There are several public houses in the town, including two micro-breweries: the Six Bells Brewery painted yellow, and the Three Tuns Brewery, now owned by the John Roberts Brewery company. Additionally, the town sports a number of restaurants and Bed and Breakfasts, and a hotel, The Castle Hotel, built on the site of the outer bailey of the old Bishops Castle. Sights in the town include Bishop's Castle Town Hall, the House on Crutches and the town's two breweries. Many properties are painted in various colourful hues of blue, pink, yellow and green.
The town has a few events throughout the year in which the High Street is closed and processions, stalls and entertainment is held. Four main festivals are: the Carnival - 1st Sunday in July. The Beer Festival, the Friday and Saturday after the Carnival, Michelmas Fair - the end of September and the Christmas Lights Festival on the first Saturday in December.

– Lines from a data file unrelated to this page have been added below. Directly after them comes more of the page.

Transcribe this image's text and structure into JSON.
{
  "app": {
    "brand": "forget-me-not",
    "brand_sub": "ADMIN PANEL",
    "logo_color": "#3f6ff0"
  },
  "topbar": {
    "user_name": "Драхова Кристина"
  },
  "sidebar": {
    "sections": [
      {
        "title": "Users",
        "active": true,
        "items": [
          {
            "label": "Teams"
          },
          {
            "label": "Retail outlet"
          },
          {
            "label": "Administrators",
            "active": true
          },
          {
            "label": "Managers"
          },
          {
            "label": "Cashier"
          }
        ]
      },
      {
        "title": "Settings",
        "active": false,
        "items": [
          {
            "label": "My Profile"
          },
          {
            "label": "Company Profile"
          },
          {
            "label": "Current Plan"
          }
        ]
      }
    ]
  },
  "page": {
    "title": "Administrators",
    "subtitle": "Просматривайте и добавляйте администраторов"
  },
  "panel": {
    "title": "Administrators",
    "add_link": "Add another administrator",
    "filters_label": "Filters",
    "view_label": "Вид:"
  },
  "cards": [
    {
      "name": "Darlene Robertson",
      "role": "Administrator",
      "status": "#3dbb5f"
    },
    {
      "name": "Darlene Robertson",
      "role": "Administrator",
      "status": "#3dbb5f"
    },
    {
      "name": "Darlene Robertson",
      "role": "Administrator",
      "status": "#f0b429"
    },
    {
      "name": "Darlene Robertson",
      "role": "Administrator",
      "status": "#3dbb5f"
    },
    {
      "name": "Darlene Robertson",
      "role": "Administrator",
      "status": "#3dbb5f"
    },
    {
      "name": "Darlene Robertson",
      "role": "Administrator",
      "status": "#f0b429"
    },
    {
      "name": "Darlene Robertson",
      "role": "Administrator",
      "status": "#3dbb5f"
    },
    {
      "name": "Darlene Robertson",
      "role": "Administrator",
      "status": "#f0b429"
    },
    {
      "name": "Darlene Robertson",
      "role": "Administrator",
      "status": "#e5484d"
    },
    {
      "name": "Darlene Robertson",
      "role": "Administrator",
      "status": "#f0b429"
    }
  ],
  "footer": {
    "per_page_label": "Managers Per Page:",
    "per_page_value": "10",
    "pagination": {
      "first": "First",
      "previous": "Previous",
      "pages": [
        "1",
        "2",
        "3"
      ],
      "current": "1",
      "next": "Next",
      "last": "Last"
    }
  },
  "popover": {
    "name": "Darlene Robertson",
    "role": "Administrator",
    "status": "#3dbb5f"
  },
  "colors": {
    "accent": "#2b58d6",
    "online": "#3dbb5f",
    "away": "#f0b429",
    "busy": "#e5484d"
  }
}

The music scene is vibrant and the town is renowned locally for this thriving musical environment. There are five main venues situated in the town: the Three Tuns, the Public Hall, the Vaults, the Church Barn, and the Six Bells.
Classical concerts are put on at nearby Walcot Hall. There is a Town marching band which plays at important civic events. There is a local samba band that plays at town events. A local youth organisation, Spot Light, puts on monthly concerts and music workshops. Many more local bands and musicians are associated with this organisation. There are many DJs in the area, playing a variety of styles.
The Shropshire Bedlams & Martha Rhoden's Tuppenny Dish Morris Teams are based in Bishop's Castle and meet at the Three Tuns Inn and Lydbury North Village Hall every week.
- Football: Bishop's Castle Town FC
- Rugby: Bishop's Castle and Onny Valley Rugby Club
- Women's Hockey
Bishop's Castle has been on a main route for travellers since prehistoric times, although the town was bypassed in the 19th century by Thomas Telford's great road. The inns would have provided accommodation for travellers and have stabled their horses.
There is no main road running through the town, though the A488 runs north-south just to the east of the town, on its way from Shrewsbury, Pontesbury and Minsterley to Clun and Knighton. The B4385 runs around the town and connects with the A488.
Bishops Castle had a railway, the Bishops Castle Railway, between 1865 and 1935. Originally it was meant to go from Craven Arms to Montgomery, although it never made it that far as the money ran out. Sections of the old railway can still be seen today, including some of the embankments, bridges and stations. Today the nearest station is Broome.
- Bishop's Castle Town Council
- Images of Bishop's Castle on Shropshire Gallery
- Bishops Castle Group (re proposed power station)
- Bishops Castle Cricket Club
- power station will not go ahead
- The Castle Hotel
- The Three Tuns Brewery, Bishop's Castle – Shropshire Council
- Three Tuns Brewery history
- "Bishops Castle Website - shop listings". http://www.bishopscastle.co.uk/tourism/shopsandservices.htm. Retrieved 2007-11-12.
- "Six Bells Brewery". http://www.sixbellsbrewery.co.uk. Retrieved 2007-11-12.
- "Three Tuns Brewery". http://www.threetunsbrewery.co.uk. Retrieved 2007-11-12.